His time with the Redskins, however, was also much less successful than Saban’s with the Dolphins. Spurrier went just 12-20 (a .375 winning percentage) during the 2002-03 seasons.
Moreover, he never made much of an effort to adjust to the NFL, using his old college scheme and bringing along many of his former Florida skill players, including Chris Doering, Jacquez Green, Taylor Jacobs, Willie Jackson, Shane Matthews and Danny Wuerffel, and many of his former Florida assistants.
Petrino and Spurrier — like Saban — realized the college game fit them better and returned to the NCAA.
Still at Alabama, Saban is now 62 despite looking much younger.
Even at that age, he remained an attractive coaching candidate for Texas. The school’s courtship reportedly led Alabama to extend Saban’s contract to more than $7 million annually.
But Johnson, a Chiefs rookie, said Alabama will be the last stop for the peripatetic Saban, who was the head coach at Michigan State, LSU, the Dolphins and Alabama over a stretch from 1995 to 2007.
“His next step is retirement,” Johnson said.
Follow Jeff on Twitter: @JFedotin
Jeff Fedotin has written for Packers.com, Pro Football Weekly, ESPN The Magazine, the Lawrence (Kan.) Journal-World and Rivals.com.

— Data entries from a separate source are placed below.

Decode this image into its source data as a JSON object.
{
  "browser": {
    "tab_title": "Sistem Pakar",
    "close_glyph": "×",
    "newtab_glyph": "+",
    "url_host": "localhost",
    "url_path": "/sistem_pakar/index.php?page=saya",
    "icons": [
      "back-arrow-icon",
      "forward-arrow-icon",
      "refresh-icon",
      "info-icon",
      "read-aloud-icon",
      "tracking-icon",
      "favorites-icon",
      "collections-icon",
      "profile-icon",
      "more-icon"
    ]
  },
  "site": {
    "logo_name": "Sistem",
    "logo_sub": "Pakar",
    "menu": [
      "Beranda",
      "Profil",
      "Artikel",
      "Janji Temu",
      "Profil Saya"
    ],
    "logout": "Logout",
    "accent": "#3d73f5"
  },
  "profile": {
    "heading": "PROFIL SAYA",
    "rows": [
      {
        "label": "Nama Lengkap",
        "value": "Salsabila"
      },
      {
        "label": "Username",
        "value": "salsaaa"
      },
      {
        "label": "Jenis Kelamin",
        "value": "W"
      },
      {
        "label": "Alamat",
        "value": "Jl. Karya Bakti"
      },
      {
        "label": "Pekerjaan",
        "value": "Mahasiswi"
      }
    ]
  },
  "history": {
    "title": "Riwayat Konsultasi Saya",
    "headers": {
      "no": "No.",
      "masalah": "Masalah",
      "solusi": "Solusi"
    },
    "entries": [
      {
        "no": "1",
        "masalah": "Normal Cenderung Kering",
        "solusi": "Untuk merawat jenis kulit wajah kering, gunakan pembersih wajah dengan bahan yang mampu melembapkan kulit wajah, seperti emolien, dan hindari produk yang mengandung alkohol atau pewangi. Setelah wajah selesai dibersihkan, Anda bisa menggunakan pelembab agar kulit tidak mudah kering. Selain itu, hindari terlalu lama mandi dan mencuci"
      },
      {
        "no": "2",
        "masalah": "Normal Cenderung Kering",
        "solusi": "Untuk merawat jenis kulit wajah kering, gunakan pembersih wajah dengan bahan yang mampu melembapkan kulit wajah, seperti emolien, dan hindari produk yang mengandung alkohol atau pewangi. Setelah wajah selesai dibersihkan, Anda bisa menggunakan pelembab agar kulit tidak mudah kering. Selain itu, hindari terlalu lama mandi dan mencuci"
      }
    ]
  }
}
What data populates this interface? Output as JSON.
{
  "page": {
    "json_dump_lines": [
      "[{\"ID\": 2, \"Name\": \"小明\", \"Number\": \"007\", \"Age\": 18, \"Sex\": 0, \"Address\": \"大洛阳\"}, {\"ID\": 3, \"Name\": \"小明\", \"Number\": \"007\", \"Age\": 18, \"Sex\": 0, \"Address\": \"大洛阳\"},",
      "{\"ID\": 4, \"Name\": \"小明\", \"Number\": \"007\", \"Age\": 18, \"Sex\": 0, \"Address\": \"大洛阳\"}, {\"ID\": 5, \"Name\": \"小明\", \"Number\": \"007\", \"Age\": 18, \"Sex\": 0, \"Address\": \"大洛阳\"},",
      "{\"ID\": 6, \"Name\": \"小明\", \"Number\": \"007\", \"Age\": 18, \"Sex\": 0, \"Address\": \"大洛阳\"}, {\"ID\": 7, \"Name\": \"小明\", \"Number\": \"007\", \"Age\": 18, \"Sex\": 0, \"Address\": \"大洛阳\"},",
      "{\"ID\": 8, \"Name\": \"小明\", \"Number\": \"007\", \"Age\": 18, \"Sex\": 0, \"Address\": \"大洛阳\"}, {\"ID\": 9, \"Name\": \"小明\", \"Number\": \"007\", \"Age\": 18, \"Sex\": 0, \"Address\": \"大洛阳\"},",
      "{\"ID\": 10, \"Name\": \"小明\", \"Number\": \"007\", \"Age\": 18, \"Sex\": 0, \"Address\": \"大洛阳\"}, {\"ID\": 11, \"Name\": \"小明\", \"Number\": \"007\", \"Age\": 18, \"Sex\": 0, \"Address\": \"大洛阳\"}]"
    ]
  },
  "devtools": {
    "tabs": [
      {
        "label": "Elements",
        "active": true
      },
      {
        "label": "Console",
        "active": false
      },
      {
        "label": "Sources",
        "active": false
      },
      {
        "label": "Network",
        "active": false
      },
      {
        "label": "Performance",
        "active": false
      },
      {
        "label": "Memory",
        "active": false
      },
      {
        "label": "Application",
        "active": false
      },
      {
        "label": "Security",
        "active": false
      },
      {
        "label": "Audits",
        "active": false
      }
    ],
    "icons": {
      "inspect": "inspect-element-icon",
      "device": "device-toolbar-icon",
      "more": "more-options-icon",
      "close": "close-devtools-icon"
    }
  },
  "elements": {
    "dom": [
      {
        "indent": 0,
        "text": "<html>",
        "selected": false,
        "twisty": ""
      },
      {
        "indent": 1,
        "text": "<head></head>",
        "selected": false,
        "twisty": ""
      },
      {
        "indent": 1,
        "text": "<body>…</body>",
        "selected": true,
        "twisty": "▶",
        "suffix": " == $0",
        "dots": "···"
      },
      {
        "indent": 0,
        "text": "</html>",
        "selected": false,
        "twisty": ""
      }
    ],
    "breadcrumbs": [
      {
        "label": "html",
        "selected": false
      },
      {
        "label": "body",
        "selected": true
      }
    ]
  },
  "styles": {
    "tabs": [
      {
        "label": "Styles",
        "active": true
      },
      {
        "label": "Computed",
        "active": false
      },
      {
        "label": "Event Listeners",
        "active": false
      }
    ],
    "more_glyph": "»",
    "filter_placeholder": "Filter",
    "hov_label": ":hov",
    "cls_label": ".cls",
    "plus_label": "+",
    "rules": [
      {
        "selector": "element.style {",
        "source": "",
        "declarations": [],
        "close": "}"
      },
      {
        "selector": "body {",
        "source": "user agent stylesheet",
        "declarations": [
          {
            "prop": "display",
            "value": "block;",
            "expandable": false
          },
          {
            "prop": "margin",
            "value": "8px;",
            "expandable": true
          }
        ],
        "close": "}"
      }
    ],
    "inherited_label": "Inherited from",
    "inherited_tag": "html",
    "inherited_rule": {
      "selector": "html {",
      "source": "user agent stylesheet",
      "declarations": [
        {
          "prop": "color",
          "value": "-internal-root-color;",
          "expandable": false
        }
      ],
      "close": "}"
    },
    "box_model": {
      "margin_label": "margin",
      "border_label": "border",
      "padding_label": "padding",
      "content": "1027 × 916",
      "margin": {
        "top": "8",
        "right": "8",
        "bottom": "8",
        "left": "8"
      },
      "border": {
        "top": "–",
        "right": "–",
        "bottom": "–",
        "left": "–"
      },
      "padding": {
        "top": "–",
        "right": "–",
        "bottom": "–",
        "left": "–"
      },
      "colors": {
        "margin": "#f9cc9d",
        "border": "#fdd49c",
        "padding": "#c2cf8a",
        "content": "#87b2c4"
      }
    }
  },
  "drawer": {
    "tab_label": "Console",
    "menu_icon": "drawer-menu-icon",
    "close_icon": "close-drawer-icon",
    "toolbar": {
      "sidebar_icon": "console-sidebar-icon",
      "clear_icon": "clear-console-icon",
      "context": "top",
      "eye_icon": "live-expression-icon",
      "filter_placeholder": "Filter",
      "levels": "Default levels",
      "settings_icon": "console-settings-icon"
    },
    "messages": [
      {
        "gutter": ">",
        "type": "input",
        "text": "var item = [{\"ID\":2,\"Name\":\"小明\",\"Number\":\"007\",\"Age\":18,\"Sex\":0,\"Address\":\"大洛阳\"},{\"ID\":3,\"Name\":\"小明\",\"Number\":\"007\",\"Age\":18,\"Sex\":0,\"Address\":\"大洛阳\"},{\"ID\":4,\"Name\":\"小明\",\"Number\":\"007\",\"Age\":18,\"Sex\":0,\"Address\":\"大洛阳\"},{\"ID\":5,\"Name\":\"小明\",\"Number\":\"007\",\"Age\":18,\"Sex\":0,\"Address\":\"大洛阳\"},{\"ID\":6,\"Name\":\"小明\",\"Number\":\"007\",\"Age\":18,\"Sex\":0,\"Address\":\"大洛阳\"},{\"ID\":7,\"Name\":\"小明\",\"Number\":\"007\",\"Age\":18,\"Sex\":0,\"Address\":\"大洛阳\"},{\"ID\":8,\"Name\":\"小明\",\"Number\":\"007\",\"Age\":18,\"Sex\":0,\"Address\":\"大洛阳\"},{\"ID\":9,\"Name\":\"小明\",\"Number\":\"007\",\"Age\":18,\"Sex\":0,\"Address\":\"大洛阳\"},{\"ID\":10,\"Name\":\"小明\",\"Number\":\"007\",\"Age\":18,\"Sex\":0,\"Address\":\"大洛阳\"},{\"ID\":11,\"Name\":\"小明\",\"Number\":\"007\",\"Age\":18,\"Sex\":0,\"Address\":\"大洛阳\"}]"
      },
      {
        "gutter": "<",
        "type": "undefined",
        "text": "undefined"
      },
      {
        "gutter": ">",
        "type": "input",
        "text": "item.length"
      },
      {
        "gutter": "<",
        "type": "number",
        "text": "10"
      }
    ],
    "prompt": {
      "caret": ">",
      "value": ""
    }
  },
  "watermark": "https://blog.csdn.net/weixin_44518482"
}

After graduating from Northwestern University, he interned for the Buffalo Bills. During his football playing days at Pembroke Hill (Mo.) School, Fedotin was known for his bad knees and even worse blocking.